Young Naledi (14) and her family are in desperate need of your help. This star student has a bright future ahead of her, but is currently battling leukaemia and is in need of a blood stem cell transplant to give her a second chance at life.
Naledi was diagnosed with leukaemia in May 2020 after experiencing severe body pains, lack of appetite and fatigue. It was a hard thing to accept for her family and friends, and Naledi herself. Since her diagnosis, she has struggled to perform well in school and sport like she once did.
Leukaemia is a type of cancer affecting the body’s blood-forming tissues, including the bone marrow and the lymphatic system. There are many forms of this cancer, some of which are more common in children.
For those battling leukaemia, their bone marrow produces an abnormal amount of white blood cells, important in fighting infection, which cannot function properly.
“Every year, thousands of patients around the world are diagnosed with leukemia and other blood-related diseases. In the past, this diagnosis was often fatal. Today, a blood stem cell transplant can be a potentially life-saving treatment for more than 70 different diseases,” explains the Sunflower Fund.

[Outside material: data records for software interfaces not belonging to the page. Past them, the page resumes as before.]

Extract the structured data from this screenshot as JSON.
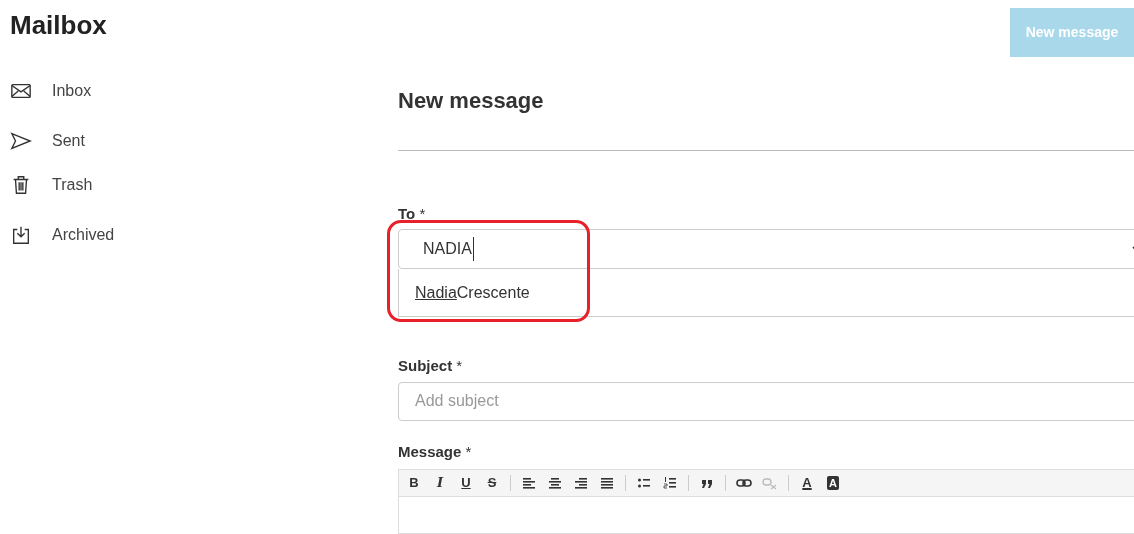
{
  "app": {
    "title": "Mailbox"
  },
  "new_message_button": {
    "label": "New message",
    "disabled": true
  },
  "sidebar": {
    "items": [
      {
        "kind": "inbox",
        "label": "Inbox"
      },
      {
        "kind": "sent",
        "label": "Sent"
      },
      {
        "kind": "trash",
        "label": "Trash"
      },
      {
        "kind": "archived",
        "label": "Archived"
      }
    ]
  },
  "form": {
    "title": "New message",
    "to": {
      "label": "To",
      "required_mark": "*",
      "value": "NADIA",
      "expanded": true,
      "suggestions": [
        {
          "match": "Nadia",
          "rest": "Crescente"
        }
      ]
    },
    "subject": {
      "label": "Subject",
      "required_mark": "*",
      "placeholder": "Add subject"
    },
    "message": {
      "label": "Message",
      "required_mark": "*",
      "toolbar": [
        {
          "kind": "bold",
          "label": "B",
          "disabled": false
        },
        {
          "kind": "italic",
          "label": "I",
          "disabled": false
        },
        {
          "kind": "underline",
          "label": "U",
          "disabled": false
        },
        {
          "kind": "strike",
          "label": "S",
          "disabled": false
        },
        {
          "kind": "separator"
        },
        {
          "kind": "align-left",
          "disabled": false
        },
        {
          "kind": "align-center",
          "disabled": false
        },
        {
          "kind": "align-right",
          "disabled": false
        },
        {
          "kind": "align-justify",
          "disabled": false
        },
        {
          "kind": "separator"
        },
        {
          "kind": "bullet-list",
          "disabled": false
        },
        {
          "kind": "numbered-list",
          "disabled": false
        },
        {
          "kind": "separator"
        },
        {
          "kind": "quote",
          "disabled": false
        },
        {
          "kind": "separator"
        },
        {
          "kind": "link",
          "disabled": false
        },
        {
          "kind": "unlink",
          "disabled": true
        },
        {
          "kind": "separator"
        },
        {
          "kind": "text-color",
          "label": "A",
          "disabled": false
        },
        {
          "kind": "background-color",
          "label": "A",
          "disabled": false
        }
      ]
    }
  },
  "annotation": {
    "color": "#e8202a"
  }
}
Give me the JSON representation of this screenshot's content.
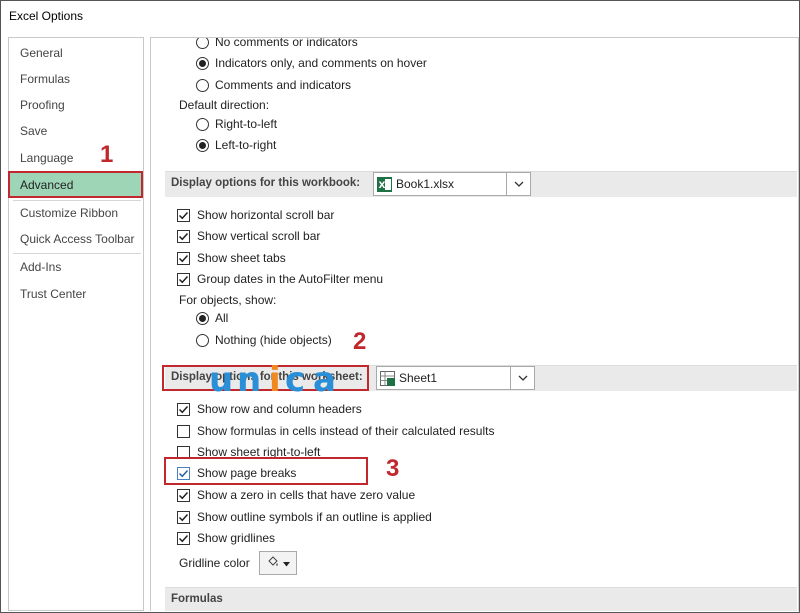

“A blood stem cell transplant replaces a person’s defective stem cells with healthy ones. More than 50 000 patients worldwide receive transplants every year, and this number continues to rise.”
Naledi is in need of a bone marrow transplant but sadly, her siblings are not a match. As such, she must rely on the public to find a suitable donor. Unfortunately, finding a suitable donor with a similar tissue type is very difficult, meaning many patients who could benefit from this life-saving procedure do not get the treatment they desperately need.
“Patients of colour are at a distinct disadvantage due to the low number of registered donors from black, coloured and Indian population groups in the global donor database,” explains the Sunflower Fund. “In order to give patients like Naledi the best chance at life, it is vital to grow an ethnically diverse registry of donors in South Africa.”
The Sunflower Fund is appealing to citizens to register to become a blood stem cell donor. Who knows, you could be the perfect match for Naledi or someone like her and help save a life.
To become a potential blood stem cell donor:
– Check your eligibility and request a swab kit on the Sunflower Fund website
– Complete the swabs they courier to you at home or your office and send them back.
Once they receive your swabs, they will analyse your tissue type and add your details on The Sunflower Fund partnered by DKMS’s stem cell registry in an anonymised form. Your details will then be part of blood stem cell donor searches for people all over the world who need a genetic match to get a second chance at life.
If you are between the ages of 18-55 and in general good health, please request a swab kit to register as a potential stem cell donor today on the Sunflower Fund’s website: www.sunflowerfund.org/be-a-donor/
Picture/s: Facebook / The Sunflower Fund